↓

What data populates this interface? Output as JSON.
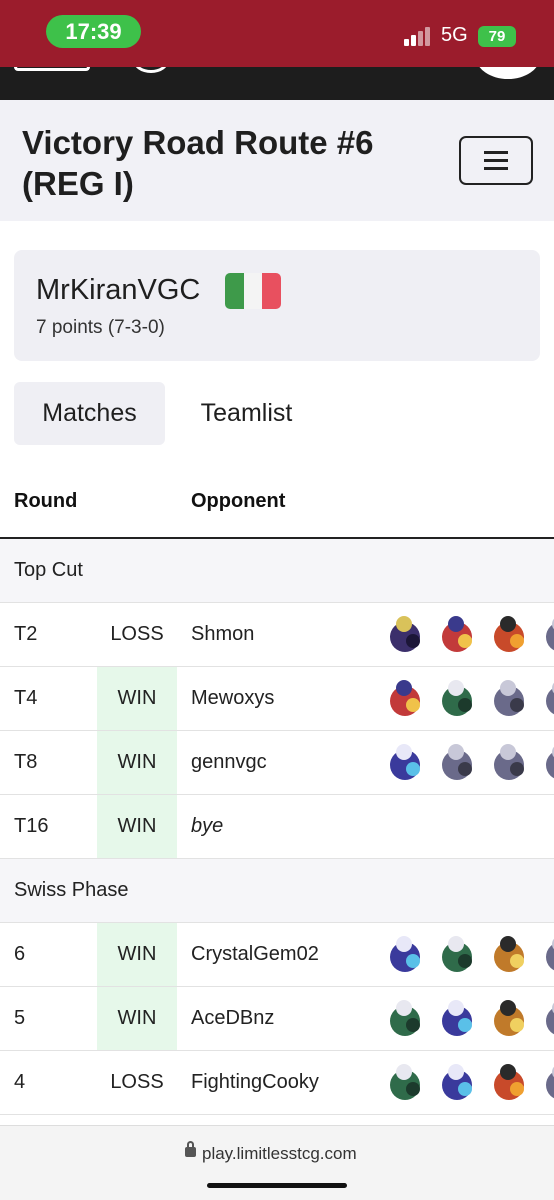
{
  "status_bar": {
    "time": "17:39",
    "network": "5G",
    "battery": "79"
  },
  "page": {
    "title": "Victory Road Route #6 (REG I)"
  },
  "player": {
    "name": "MrKiranVGC",
    "record": "7 points (7-3-0)",
    "flag_colors": [
      "#3e9a4a",
      "#f4f4f4",
      "#e8505f"
    ]
  },
  "tabs": [
    {
      "label": "Matches",
      "active": true
    },
    {
      "label": "Teamlist",
      "active": false
    }
  ],
  "table": {
    "headers": {
      "round": "Round",
      "opponent": "Opponent"
    },
    "sections": [
      {
        "label": "Top Cut",
        "rows": [
          {
            "round": "T2",
            "result": "LOSS",
            "opponent": "Shmon",
            "team": [
              "lunala-icon",
              "koraidon-icon",
              "incineroar-icon",
              "pokemon-icon"
            ]
          },
          {
            "round": "T4",
            "result": "WIN",
            "opponent": "Mewoxys",
            "team": [
              "koraidon-icon",
              "calyrex-icon",
              "pokemon-icon",
              "pokemon-icon"
            ]
          },
          {
            "round": "T8",
            "result": "WIN",
            "opponent": "gennvgc",
            "team": [
              "miraidon-icon",
              "pokemon-icon",
              "pokemon-icon",
              "pokemon-icon"
            ]
          },
          {
            "round": "T16",
            "result": "WIN",
            "opponent": "bye",
            "team": []
          }
        ]
      },
      {
        "label": "Swiss Phase",
        "rows": [
          {
            "round": "6",
            "result": "WIN",
            "opponent": "CrystalGem02",
            "team": [
              "miraidon-icon",
              "calyrex-icon",
              "farigiraf-icon",
              "pokemon-icon"
            ]
          },
          {
            "round": "5",
            "result": "WIN",
            "opponent": "AceDBnz",
            "team": [
              "calyrex-icon",
              "miraidon-icon",
              "farigiraf-icon",
              "pokemon-icon"
            ]
          },
          {
            "round": "4",
            "result": "LOSS",
            "opponent": "FightingCooky",
            "team": [
              "calyrex-icon",
              "miraidon-icon",
              "incineroar-icon",
              "pokemon-icon"
            ]
          }
        ]
      }
    ]
  },
  "browser": {
    "url": "play.limitlesstcg.com"
  },
  "colors": {
    "status_bar": "#9b1c2c",
    "win_cell": "#e6f8ea",
    "card_bg": "#efeff4"
  }
}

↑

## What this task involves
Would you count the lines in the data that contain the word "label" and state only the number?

## Exercise output
4